Maher believes humans are naturally good, and spoiled by religion. The gravest consequence of this widespread point of view, according to C.S. Lewis, is that God’s Word gets muted: “It is after you have realized that there is a real Moral Law, and a Power behind the law, and that you have broken that law . . . and not a moment sooner, that Christianity begins to talk,” Lewis writes.
Our innate depravity would seem an easy assertion to prove. History presents more evidence of humanity’s depravity than one could possibly study in a lifetime. The brokenness around us today confirms it. Each of us is a living illustration of its truth. However, “human depravity is at once the most empirically verifiable reality,” Malcolm Muggeridge observed, “and at the same time the most intellectually resisted.”

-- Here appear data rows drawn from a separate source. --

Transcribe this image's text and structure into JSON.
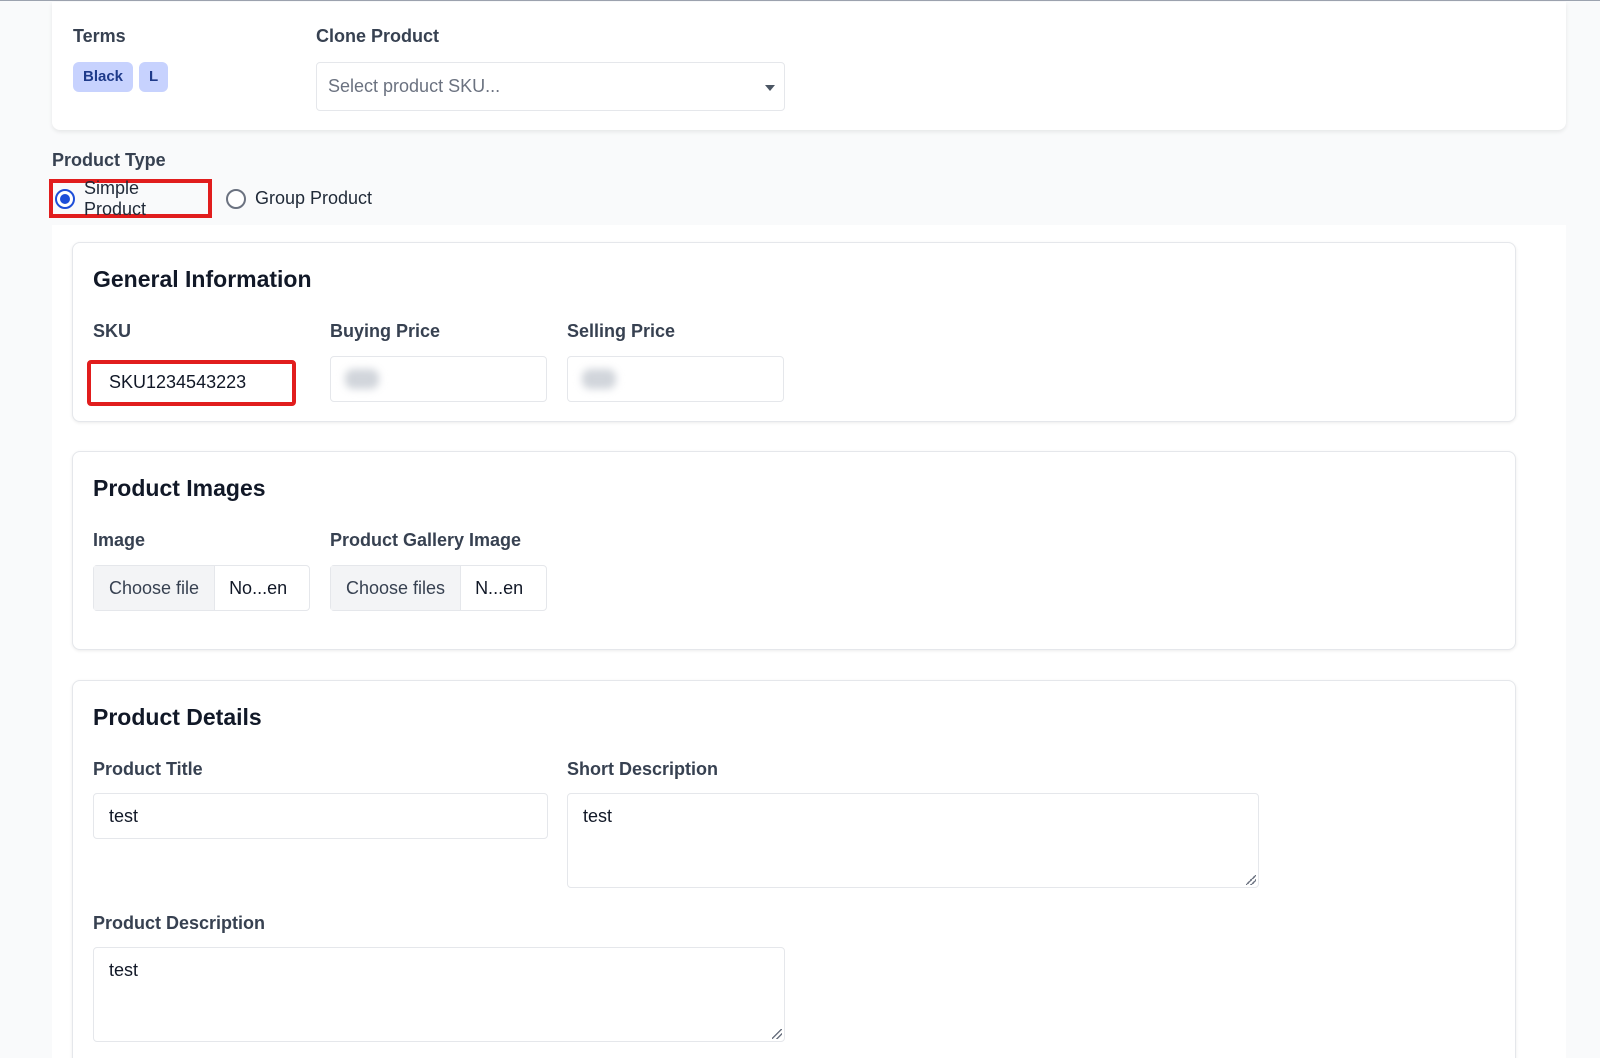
{
  "top": {
    "terms_label": "Terms",
    "terms": [
      "Black",
      "L"
    ],
    "clone_label": "Clone Product",
    "clone_placeholder": "Select product SKU..."
  },
  "product_type": {
    "label": "Product Type",
    "options": [
      {
        "label": "Simple Product",
        "selected": true
      },
      {
        "label": "Group Product",
        "selected": false
      }
    ]
  },
  "general": {
    "title": "General Information",
    "sku_label": "SKU",
    "sku_value": "SKU1234543223",
    "buying_label": "Buying Price",
    "selling_label": "Selling Price"
  },
  "images": {
    "title": "Product Images",
    "image_label": "Image",
    "image_button": "Choose file",
    "image_status": "No...en",
    "gallery_label": "Product Gallery Image",
    "gallery_button": "Choose files",
    "gallery_status": "N...en"
  },
  "details": {
    "title": "Product Details",
    "title_label": "Product Title",
    "title_value": "test",
    "short_label": "Short Description",
    "short_value": "test",
    "desc_label": "Product Description",
    "desc_value": "test"
  },
  "colors": {
    "highlight": "#e11d1d",
    "tag_bg": "#c7d2fe",
    "radio_accent": "#1d4ed8"
  }
}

Misery comes before faith, not the other way around. Careful thought on our part is required if we are to confront Maher’s arguments and those of so many others.
How great is our misery? First, a caution. Bearing witness to the reality of human sinfulness requires outright condemnation of neither individuals nor cultures. Certainly, some things deserve outright condemnation, but a posture of condemnation, as Andy Crouch explains, inevitably distorts our witness.
Explaining evil in ways our culture can understand is a necessary precursor, I believe, to explaining the hope that we have. “[T]he Christian religion is, in the long run, a thing of unspeakable comfort,” C.S. Lewis said. “But it does not begin in comfort,” he adds, “it begins in the dismay I have been describing.”
Why do Christians still sin? How could an omnipotent, good God tolerate evil and suffering? When apologetics are debated, these questions are never far away. Prominent atheist Christopher Hitchens even calls belief in vicarious atonement “immoral“.
Here I do not aim for specific rebuttals. Apologists throughout time have vigorously exposed the presuppositions and logical fallacies of atheist agitators like Hitchens and Maher. Rather, I speak pedagogically to believers.
When our neighbours are made to see that the evil and dismay all around them is not the result of some ideology that must be rejected, or some mental illness in a select few that needs curing, but rather the manifestation of the very same selfishness and corruption they feel in their own hearts, only then can we speak to them credibly of Christian hope.
Human depravity has implications for Christian study of and contribution to every field of thought. Our contribution to the arts cannot be all rosy-eyed, but must be prepared to countenance human suffering. In politics we are on guard against utopian ideologies of all varieties and able to understand the legitimate role of government in restraining evil, but also the corrupting power of sin on government itself. We are alert to the fact that wonderful advances in knowledge and capabilities in science and technology also have the potential to be used for great evil.
God’s justice, mercy, and love can have no significance for a culture that denies human sinfulness. If we truly love the world God made, we desire the hope of the Gospel to shine brightly in it. If we want others to see it, however, we need to have the courage to remove their blinders.